   sweating, these types of drinks create more stress for the body and can cause an
   overheating of the system.
7 Breath – The fresh air of outside is not always as clean and pure as it should be. On
   days when the ozone levels are high (greater than 0.08 ppm), children and seniors
   should limit outdoor activities that require prolonged deep breathing. Tune in to your
   local weather network for information on ozone levels and other airborne allergens
   that can compromise breathing.
8 Cover yourself - Wear waterproof UVB/UVA sun protection of at least SPF 30 -
   don’t forget the lips, nose, and ears. Apply a generous amount every two hours.
   Wear sunglasses with UV protection to reduce sun glare and protect your eyes.
9 DEET it – If you are venturing into grassy areas, or the woods use a DEET-based
   bug repellant to protect against mosquitoes. DEET (N,N-diethyl-m-toluamide) based
   repellants have been shown to last longer and prevent bites better than natural
   products such as citronella. With the West Nile virus lurking, it’s important to protect
   yourself.
10 Exercise smarter – If you suspect you are experiencing any of the symptoms of
   Hyperthermia, STOP! Find a cool place and replenish fluids. Be especially careful
   when training in hot weather if you’re obese, unfit, dehydrated or have a previous
   history of a heat-related illness. If you just can’t handle the heat, stick to the air-
   conditioned gym or the local swimming pool.
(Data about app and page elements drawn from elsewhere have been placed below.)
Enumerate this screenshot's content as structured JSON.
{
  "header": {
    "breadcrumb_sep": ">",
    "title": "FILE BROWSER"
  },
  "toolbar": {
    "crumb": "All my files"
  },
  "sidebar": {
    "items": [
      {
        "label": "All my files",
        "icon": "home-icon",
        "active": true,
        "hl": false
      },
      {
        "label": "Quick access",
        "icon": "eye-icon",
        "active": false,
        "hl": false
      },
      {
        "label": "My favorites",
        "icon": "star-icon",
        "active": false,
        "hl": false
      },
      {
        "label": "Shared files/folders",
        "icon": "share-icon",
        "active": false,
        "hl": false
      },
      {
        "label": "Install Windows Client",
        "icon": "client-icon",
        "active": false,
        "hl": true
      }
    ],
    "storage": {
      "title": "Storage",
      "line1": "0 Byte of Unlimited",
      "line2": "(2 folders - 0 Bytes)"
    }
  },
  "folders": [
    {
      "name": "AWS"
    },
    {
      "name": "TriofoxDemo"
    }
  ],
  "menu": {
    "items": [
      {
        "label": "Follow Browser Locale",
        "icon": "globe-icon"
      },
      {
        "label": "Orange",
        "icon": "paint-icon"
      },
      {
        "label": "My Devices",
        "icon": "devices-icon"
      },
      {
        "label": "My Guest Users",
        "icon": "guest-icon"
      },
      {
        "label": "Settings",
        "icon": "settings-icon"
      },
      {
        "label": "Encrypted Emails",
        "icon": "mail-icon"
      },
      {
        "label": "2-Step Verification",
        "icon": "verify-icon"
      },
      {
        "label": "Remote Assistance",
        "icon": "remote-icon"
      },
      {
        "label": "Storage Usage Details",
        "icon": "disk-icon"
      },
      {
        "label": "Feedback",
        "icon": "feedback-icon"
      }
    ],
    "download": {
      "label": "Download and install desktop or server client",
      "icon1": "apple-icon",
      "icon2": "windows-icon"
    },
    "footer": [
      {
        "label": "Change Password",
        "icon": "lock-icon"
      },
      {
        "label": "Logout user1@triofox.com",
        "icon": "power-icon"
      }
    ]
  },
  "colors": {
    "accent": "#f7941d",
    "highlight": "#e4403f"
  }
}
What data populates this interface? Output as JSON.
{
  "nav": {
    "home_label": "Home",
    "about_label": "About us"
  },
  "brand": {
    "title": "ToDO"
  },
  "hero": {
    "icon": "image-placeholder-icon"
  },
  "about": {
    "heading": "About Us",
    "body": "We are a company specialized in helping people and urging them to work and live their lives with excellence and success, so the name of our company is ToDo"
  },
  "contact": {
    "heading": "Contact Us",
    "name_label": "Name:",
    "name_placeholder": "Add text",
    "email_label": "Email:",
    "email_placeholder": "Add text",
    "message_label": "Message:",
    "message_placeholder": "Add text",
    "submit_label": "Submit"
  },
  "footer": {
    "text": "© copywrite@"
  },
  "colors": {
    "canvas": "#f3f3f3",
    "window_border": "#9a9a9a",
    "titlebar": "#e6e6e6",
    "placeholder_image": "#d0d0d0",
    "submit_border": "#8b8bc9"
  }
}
Hyperthermia: Put simply this means ‘too much heat’. It is a condition that affects the
human body on three levels, see below. To avoid a possible heat related injury; the main
concern is fluid replenishment and maintaining adequate hydration.

Heat Cramps: Cramps or muscle tightness experienced in dominant muscles such as
calves and abdominals.

Heat Exhaustion: Characterized by sweating profusely, but your skin will appear cool
and clammy. Body temperatures will still be at normal levels.

Heat Stroke: At this point the skin will turn dry and red. Sweating will stop as the body
tries to conserve water. Core body temperatures of 105 degrees are possible, and this
can be life threatening if left unchecked. Loss of consciousness is possible.